IBTimes UK

Dennis Rodman has defended his latest visit to North Korea by insisting that talking about human rights with dictator Kim Jong-un would be rude.

The former Chicago Bulls player was confronted about his failure to bring up any reference to North Korea's prison camp network with the dictator. Human rights campaigners have said that the prison network was expanding under Kim along with human rights abuses.

But such concerns seemed far from the mind of Rodman as he set off for Pyongyang with a team of former NBA players for a basketball match to mark Kim's birthday. The group arrived in Pyongyang for the game as an image emerged of Rodmann riding Kim's own white horse during a previous visit, last year.

Before boarding the flight, Rodman told reporters: "The only thing I'm doing right now is this game for his birthday and hopefully if this opens some doors we can actually talk about certain things.

"I'm not going to sit there and say 'hey guy, don't do that'. That's not the right thing to do, he's my friend first. I love him. I'm not the president, I'm a guy. When the time comes and I do that, I'm going to sit down with all the people around the world and tell you everything that happens.

"But right now I'm going to go there and put on a good show for his birthday."

Rodman and Kim have struck up an unlikely friendship over the past year.

The trip to mark Kim's birthday was Rodman's fourth visit to North Korea since he told the dictator that he had a "friend for life". His trips have not been supported by the US government, which has no official relations with the pariah state.

Accompanying Rodman for the birthday game were 12 former NBA players who have agreed to take part in the so-called "basketball diplomacy".

An estimated 120,000 people have been imprisoned by the brutal regime. Last week it emerged Kim's uncle was reportedly executed by a pack of starving dogs for alleged disloyalty and "factionalism".

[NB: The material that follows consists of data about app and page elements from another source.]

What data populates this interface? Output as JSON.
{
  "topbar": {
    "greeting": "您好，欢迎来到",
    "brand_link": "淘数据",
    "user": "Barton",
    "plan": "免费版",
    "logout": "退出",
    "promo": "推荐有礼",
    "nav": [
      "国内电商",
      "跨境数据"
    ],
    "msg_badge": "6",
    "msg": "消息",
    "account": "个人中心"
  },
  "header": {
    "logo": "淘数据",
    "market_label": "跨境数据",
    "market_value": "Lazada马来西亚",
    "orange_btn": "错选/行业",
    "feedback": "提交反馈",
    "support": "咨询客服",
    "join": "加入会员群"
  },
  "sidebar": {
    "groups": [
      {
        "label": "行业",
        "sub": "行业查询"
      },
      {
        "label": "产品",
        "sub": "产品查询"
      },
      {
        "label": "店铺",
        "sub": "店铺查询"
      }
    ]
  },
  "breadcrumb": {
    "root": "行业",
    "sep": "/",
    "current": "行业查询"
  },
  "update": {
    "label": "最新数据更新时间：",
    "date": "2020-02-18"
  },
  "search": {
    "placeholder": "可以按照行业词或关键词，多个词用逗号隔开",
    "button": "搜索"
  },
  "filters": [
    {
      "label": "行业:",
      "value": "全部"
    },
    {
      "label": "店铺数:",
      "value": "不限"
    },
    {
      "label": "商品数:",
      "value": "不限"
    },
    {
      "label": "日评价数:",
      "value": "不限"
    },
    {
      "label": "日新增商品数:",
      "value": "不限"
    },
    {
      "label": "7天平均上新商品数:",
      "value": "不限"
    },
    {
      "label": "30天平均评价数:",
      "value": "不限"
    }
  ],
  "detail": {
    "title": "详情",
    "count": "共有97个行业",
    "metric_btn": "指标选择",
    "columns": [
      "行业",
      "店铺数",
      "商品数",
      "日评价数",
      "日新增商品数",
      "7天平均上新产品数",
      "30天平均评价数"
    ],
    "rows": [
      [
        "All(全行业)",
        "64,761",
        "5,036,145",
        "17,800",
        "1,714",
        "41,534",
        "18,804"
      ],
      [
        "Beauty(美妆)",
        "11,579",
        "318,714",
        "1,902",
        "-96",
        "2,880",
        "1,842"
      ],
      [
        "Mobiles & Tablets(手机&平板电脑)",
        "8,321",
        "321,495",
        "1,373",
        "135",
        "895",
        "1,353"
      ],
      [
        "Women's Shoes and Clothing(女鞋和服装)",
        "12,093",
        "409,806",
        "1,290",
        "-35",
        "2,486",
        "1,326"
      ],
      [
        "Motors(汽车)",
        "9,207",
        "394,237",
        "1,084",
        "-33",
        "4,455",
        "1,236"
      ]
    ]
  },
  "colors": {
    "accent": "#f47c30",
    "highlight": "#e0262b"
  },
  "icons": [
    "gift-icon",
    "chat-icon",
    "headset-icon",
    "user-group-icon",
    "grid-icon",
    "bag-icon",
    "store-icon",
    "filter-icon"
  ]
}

"People say so many negative things about North Korea. And I want people in the world to see it's not that bad," Rodman told reporters.